Thursday, 7 November 2019
Ceisteanna Eile - Other Questions
Defence Forces Strength
9. To ask the Taoiseach and Minister for Defence the extent to which retirements from the Defence Forces have been filled by new recruits with a view to ensuring that the strength of the Army, the Naval Service and the Air Corps remains in line with targets; and if he will make a statement on the matter. [45735/19]
I am seeking to ascertain the extent to which resignations or retirements from the Defence Forces are being compensated for by recruitment in order to keep the strength of the forces at optimum levels.
The military authorities have advised that the strength of the PDF across all services on 30 September 2019 was 8,654 personnel. While I am very much aware that there continues to be a shortfall between the current strength figures and those of the establishment, I remain committed to restoring the strength of the Defence Forces to 9,500 personnel.
The 2019 recruitment campaign for the Defence Forces is ongoing, with 528 new entrants having been inducted so far this year. The Defence Forces recruitment process is subject to continuous monitoring and appraisal to ensure that it remains fit for purpose.
The Government has acknowledged that there are recruitment and retention issues in the Defence Forces that must be addressed. It is a fact that members of the PDF are being attracted to jobs elsewhere in a buoyant labour market. In light of the particular difficulties faced by the defence sector, the Government tasked the Public Service Pay Commission to undertake a comprehensive evaluation of recruitment and retention issues in the PDF.
The commission's report, which has been accepted by Government, contains a broad range of recommendations which will provide immediate benefits to members of the PDF as well as initiatives that will lead to further improvements. Immediate measures include a 10% increase in military service allowance, MSA; the restoration to pre-Haddington Road levels of certain specific Defence Forces allowances; the restoration of premium rates for certain weekend duties; and the return of an incentive scheme to address pilot retention issues in the Air Corps.
I very much welcome the fact that both RACO and PDFORRA have accepted these recommendations, which are being implemented.
The report also contains a range of recommendations aimed at improving workforce planning, recruitment and conditions of service. The report also provides for an examination of pay structures in the PDF and identifies further retention measures within the context of the public service stability agreement and future public sector pay negotiations.
The Government has prepared a detailed implementation plan setting out timelines and objectives, indicating the commitment to deliver on the pay commission's recommendations. Work on implementing the plan is under way and, under my direction, is being prioritised by civil and military management.
I am confident that all the measures contained in the plan, coupled with pay benefits being delivered by the Public Service Stability Agreement 2018-2020, the most recent being a 1.5% increase on 1 September, will address the recruitment and retention challenges experienced by the PDF.

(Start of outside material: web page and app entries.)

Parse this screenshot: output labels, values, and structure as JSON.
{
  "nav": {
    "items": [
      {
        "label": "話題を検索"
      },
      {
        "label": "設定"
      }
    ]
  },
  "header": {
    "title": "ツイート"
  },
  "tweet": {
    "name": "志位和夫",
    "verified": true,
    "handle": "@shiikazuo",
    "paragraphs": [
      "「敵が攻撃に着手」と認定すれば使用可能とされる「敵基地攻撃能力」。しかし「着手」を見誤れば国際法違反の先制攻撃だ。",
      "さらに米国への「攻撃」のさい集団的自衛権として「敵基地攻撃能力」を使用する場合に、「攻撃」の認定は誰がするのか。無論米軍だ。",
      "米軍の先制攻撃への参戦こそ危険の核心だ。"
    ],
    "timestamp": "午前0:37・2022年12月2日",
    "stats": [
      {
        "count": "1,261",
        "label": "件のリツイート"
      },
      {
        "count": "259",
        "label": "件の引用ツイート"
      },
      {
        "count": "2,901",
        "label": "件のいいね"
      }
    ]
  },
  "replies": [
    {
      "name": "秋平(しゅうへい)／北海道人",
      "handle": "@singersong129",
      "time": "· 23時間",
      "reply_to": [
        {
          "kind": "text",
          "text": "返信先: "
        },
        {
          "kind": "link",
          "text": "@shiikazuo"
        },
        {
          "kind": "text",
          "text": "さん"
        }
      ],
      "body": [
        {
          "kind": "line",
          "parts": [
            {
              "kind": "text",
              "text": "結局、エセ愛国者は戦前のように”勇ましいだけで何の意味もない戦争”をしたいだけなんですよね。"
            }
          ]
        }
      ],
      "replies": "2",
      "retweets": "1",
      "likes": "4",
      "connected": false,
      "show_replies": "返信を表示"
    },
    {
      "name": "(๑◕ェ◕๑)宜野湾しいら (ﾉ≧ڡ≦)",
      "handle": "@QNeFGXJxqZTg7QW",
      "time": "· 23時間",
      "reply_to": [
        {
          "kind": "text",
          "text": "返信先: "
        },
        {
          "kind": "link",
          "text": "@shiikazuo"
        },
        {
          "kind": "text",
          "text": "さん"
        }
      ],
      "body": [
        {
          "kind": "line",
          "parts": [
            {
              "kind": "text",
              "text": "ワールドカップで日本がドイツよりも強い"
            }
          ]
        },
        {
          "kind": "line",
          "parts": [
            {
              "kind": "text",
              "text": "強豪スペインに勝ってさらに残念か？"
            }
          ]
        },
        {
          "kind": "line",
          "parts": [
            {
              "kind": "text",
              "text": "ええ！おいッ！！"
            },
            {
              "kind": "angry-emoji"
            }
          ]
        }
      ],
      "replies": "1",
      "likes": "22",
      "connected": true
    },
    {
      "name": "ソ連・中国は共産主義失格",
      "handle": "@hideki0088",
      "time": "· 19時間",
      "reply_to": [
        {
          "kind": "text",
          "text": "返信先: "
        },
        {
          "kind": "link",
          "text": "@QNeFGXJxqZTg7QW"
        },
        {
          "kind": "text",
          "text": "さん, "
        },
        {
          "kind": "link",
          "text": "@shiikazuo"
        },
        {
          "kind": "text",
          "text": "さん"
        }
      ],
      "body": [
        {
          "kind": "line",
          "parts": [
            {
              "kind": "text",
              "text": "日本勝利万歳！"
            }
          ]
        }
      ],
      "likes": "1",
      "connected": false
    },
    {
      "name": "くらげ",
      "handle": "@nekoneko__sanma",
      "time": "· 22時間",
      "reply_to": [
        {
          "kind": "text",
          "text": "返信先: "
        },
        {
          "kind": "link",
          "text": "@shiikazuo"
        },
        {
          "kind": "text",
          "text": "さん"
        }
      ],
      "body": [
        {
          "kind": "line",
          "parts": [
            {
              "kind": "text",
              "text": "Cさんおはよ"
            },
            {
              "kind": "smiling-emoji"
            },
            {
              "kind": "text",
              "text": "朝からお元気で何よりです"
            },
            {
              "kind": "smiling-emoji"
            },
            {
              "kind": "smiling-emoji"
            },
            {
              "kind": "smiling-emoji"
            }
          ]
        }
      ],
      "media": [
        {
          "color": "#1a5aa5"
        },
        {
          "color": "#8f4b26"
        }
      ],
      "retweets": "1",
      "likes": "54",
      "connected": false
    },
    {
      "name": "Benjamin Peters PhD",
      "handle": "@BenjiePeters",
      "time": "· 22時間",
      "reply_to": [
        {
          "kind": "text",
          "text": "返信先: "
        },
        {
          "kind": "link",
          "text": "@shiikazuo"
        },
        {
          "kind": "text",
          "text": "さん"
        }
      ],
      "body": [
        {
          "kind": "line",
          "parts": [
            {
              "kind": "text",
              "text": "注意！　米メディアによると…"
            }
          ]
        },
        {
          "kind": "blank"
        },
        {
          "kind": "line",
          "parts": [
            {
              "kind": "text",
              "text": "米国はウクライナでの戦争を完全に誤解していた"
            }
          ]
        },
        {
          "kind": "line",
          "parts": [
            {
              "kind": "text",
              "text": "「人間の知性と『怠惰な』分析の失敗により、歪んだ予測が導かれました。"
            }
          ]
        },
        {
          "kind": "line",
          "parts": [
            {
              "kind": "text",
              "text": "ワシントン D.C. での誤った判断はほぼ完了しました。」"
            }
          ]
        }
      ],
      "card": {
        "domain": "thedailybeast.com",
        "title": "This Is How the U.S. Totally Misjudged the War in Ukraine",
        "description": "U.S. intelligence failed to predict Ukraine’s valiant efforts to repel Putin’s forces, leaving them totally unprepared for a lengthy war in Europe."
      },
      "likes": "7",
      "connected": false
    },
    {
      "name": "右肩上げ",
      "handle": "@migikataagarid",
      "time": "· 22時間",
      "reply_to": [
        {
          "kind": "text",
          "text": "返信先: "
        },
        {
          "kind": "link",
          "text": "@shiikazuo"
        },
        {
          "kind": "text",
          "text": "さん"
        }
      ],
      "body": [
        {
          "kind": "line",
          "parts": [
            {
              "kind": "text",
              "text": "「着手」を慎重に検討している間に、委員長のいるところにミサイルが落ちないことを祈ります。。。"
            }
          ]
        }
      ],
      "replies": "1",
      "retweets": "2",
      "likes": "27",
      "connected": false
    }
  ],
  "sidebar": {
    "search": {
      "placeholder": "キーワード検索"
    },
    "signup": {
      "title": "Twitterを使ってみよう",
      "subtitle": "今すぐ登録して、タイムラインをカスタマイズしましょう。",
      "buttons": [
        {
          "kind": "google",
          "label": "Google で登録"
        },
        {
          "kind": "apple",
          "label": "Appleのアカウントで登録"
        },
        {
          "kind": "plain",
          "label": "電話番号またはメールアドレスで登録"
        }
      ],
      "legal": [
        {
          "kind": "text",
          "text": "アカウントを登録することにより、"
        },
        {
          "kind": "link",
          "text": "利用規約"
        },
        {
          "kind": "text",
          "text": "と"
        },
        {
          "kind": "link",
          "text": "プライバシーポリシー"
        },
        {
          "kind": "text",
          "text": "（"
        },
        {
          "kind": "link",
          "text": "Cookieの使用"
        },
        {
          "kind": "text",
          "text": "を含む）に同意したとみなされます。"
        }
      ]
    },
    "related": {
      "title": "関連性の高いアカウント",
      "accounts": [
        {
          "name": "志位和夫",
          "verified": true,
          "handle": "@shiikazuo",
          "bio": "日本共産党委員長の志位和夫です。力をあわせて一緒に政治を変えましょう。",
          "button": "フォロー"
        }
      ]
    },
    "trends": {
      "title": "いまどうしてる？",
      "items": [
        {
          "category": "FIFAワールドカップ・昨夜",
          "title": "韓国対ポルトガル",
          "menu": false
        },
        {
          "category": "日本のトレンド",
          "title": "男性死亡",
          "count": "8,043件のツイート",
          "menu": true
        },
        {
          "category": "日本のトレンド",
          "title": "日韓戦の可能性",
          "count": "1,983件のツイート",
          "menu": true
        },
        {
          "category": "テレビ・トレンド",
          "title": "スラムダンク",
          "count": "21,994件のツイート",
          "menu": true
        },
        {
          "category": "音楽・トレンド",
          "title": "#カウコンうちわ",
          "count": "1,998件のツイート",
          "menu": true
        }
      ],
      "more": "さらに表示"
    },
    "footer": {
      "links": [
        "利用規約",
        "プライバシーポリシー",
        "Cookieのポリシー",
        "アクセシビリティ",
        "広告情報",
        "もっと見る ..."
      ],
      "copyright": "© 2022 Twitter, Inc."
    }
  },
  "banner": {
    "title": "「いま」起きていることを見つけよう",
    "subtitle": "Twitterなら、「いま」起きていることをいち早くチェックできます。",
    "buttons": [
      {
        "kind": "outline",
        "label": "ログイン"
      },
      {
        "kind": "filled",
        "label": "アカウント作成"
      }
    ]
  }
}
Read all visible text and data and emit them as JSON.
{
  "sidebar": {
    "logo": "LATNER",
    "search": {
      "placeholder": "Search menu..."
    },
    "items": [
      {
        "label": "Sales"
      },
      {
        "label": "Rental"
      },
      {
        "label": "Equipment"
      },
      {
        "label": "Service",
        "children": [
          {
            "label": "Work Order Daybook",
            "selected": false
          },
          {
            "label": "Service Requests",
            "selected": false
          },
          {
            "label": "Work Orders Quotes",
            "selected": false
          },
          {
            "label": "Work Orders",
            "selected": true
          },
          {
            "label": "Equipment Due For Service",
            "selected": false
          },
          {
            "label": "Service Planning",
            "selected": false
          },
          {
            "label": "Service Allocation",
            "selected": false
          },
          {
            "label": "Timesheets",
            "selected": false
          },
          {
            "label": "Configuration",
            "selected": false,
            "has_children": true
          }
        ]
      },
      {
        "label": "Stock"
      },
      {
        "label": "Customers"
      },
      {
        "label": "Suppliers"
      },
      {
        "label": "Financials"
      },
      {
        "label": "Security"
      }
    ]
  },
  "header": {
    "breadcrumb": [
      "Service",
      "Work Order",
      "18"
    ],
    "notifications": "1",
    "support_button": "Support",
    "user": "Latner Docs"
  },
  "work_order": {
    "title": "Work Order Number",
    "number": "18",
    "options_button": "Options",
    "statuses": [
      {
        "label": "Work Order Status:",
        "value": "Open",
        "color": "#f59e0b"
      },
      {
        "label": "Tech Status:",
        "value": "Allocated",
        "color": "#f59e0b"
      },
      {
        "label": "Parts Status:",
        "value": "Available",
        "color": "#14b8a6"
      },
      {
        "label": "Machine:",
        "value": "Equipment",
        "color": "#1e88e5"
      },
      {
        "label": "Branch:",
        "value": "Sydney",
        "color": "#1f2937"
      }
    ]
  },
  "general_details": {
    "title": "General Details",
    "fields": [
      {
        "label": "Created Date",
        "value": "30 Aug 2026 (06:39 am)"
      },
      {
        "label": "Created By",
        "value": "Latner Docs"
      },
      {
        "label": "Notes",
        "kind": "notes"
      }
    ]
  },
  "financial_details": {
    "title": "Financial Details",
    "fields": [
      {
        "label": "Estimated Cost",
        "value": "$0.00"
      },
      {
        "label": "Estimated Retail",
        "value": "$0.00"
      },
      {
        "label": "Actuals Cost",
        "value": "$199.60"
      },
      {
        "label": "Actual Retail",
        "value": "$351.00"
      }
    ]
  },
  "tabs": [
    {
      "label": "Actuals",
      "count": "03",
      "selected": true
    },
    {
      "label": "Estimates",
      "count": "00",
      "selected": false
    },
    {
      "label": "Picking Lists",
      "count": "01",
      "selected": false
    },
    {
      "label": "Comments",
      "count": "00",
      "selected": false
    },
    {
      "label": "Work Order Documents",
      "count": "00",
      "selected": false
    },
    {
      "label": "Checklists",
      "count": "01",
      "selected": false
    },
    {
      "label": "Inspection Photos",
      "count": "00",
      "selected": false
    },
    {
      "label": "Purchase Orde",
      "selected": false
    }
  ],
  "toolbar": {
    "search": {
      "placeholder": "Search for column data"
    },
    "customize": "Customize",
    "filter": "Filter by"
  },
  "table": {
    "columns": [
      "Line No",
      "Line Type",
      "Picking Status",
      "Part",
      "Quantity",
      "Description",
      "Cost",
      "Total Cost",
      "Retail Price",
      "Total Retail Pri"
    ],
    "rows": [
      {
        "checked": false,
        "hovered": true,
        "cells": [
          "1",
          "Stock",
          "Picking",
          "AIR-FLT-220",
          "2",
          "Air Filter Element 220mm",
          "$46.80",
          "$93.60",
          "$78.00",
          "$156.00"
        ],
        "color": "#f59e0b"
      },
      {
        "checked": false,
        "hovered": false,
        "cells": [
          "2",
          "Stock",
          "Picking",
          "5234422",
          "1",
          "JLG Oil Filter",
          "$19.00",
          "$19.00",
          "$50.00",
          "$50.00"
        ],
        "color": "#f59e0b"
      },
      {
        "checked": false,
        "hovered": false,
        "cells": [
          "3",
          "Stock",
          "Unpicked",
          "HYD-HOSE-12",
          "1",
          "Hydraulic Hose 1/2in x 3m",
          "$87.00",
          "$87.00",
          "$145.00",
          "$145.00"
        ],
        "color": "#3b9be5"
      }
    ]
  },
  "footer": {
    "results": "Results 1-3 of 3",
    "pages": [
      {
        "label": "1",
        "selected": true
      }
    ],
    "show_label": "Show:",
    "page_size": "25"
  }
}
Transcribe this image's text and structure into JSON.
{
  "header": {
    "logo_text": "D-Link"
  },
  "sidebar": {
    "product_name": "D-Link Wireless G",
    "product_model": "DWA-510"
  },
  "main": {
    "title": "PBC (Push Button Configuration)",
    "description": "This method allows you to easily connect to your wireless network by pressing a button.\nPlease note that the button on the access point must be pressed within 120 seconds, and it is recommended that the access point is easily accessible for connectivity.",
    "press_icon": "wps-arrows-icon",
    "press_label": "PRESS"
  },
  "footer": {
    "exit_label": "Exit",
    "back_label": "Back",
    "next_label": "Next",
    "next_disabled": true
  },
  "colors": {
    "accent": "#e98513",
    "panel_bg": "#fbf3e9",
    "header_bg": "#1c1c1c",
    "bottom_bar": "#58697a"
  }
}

Additional information not given on the floor of the House
It should be noted, however, that as the Government's plan contains short-, medium- and long-term measures, the full impact of these measures will take time to determine. There are also a range of external variables which impact on recruitment and retention and which can change. The capacity of the Defence Forces to undertake the tasks assigned by Government will continue to be carefully monitored, having regard to the implementation of the recommendations of the pay commission and other actions which are under way.
I absolutely have. A plan is being implemented in conjunction with the Public Service Pay Commission. There is a joint civil and military working team working on that at the moment in a dedicated office, looking at all the recommendations of the independent pay commission report. We are also looking at non-pay issues such as hot-desking, family-friendly overseas appointments, family-friendly measures for couples, career breaks, a shorter working year, coaching and mentoring.
I spoke previously about a review of recruitment within the Defence Forces. We can improve on recruitment. I have asked for an independent person, Mr. Padraig Love, to look specifically at recruitment and I have signed off on his appointment. My priority is to get back to 9,500 personnel, and we are doing everything we can to get back up to that number.
Will the Minister of State indicate when that target of 9,500 might be reached? Will that be in six months or a year? Such an indication could eliminate the doubt about the direction in which the strength of the Defence Forces is going.
We are competing against a buoyant economy with full employment. The trend over many years has been that, when the country has full employment, the Defence Forces suffer. It will be of concern to the Deputy, and all Members, that we are preparing a detailed submission and argument for the next round of the public service pay talks. The Defence Forces are a unique organisation. I am looking to make sure that we have everything credible ready for the next round of talks. That is part of the implementation plan that was a part of the independent pay commission report.